No solicitations, spamming or advertisements are allowed. Readers may post links to other informational websites that are relevant to the topic at hand, but please do not link to objectionable material.
We may remove messages that are unrelated to the topic, encourage illegal activity, use all capital letters or are unreadable.

Messages that are flagged by readers as objectionable will be reviewed and may or may not be removed. Please do not flag a post simply because you disagree with it.

Sponsored by

facebook - twitter on Facebook & Twitter

Follow on TwitterFollow IBJ on Facebook:
Follow on TwitterFollow IBJ's Tweets on these topics:
Subscribe to IBJ
  1. I took Bruce's comments to highlight a glaring issue when it comes to a state's image, and therefore its overall branding. An example is Michigan vs. Indiana. Michigan has done an excellent job of following through on its branding strategy around "Pure Michigan", even down to the detail of the rest stops. Since a state's branding is often targeted to visitors, it makes sense that rest stops, being that point of first impression, should be significant. It is clear that Indiana doesn't care as much about the impression it gives visitors even though our branding as the Crossroads of America does place importance on travel. Bruce's point is quite logical and accurate.

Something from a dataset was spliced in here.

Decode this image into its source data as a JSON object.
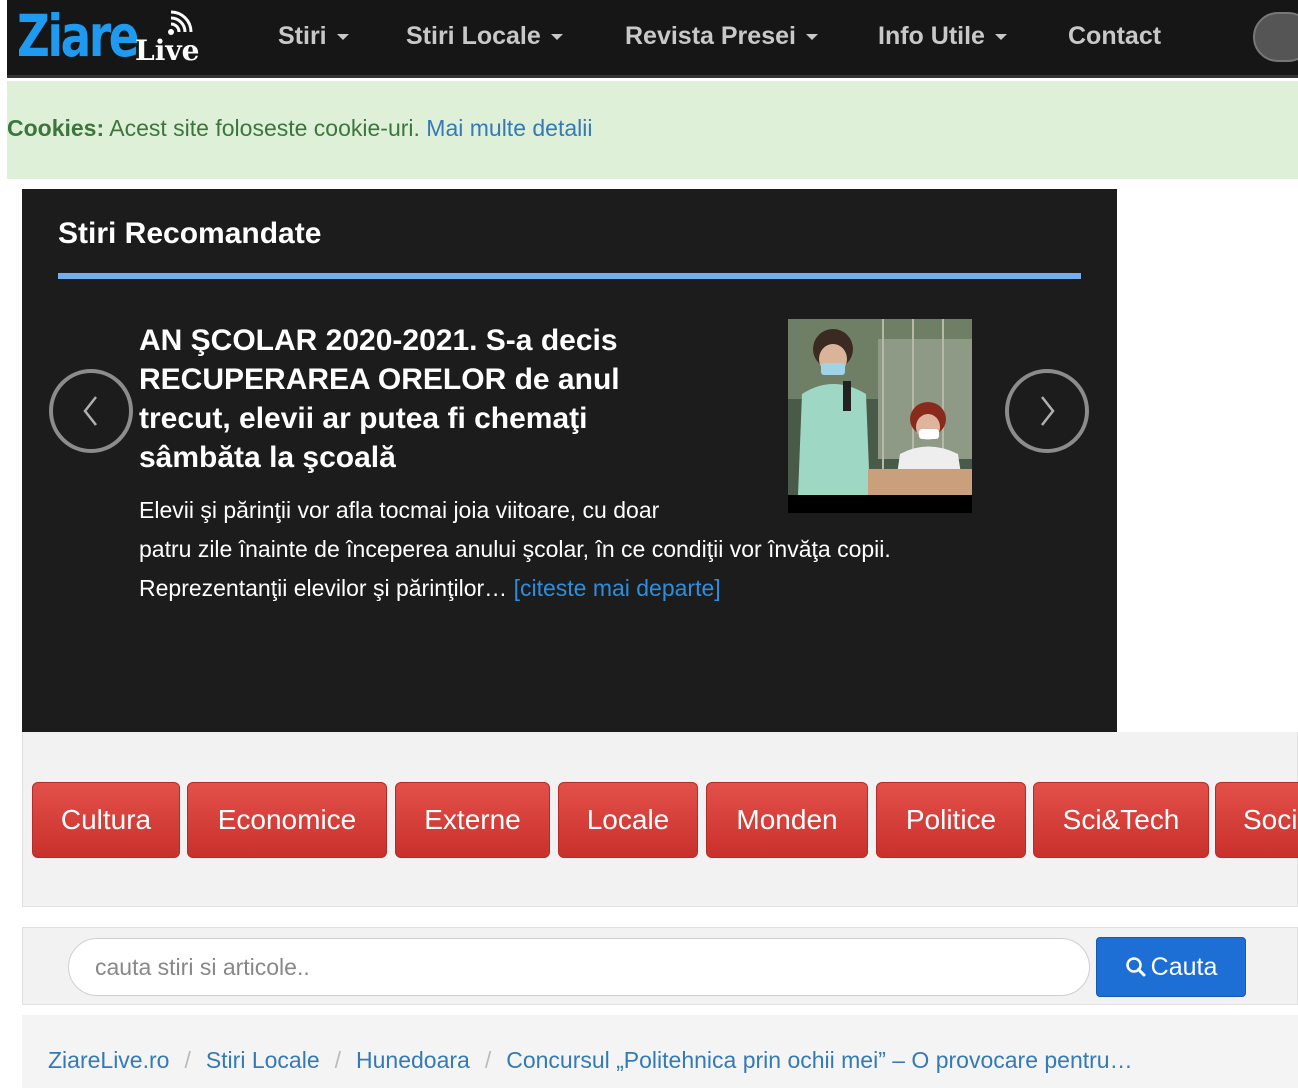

  2. I appreciated the article. I guess I have become so accustomed to making my "pit stops" at places where I can ALSO get gasoline and something hot to eat, that I hardly even notice public rest stops anymore. That said, I do concur with the rationale that our rest stops (if we are to have them at all) can and should be both fiscally-responsible AND designed to make a positive impression about our state.

  3. I don't know about the rest of you but I only stop at these places for one reason, and it's not to picnic. I move trucks for dealers and have been to rest areas in most all 48 lower states. Some of ours need upgrading no doubt. Many states rest areas are much worse than ours. In the rest area on I-70 just past Richmond truckers have to hike about a quarter of a mile. When I stop I;m generally in a bit of a hurry. Convenience,not beauty, is a primary concern.

  4. Community Hospital is the only system to not have layoffs? That is not true. Because I was one of the people who was laid off from East. And all of the LPN's have been laid off. Just because their layoffs were not announced or done all together does not mean people did not lose their jobs. They cherry-picked people from departments one by one. But you add them all up and it's several hundred. And East has had a dramatic drop I in patient beds from 800 to around 125. I know because I worked there for 30 years.

  5. I have obtained my 6 gallon badge for my donation of A Positive blood. I'm sorry to hear that my donation was nothing but a profit center for the Indiana Blood Center.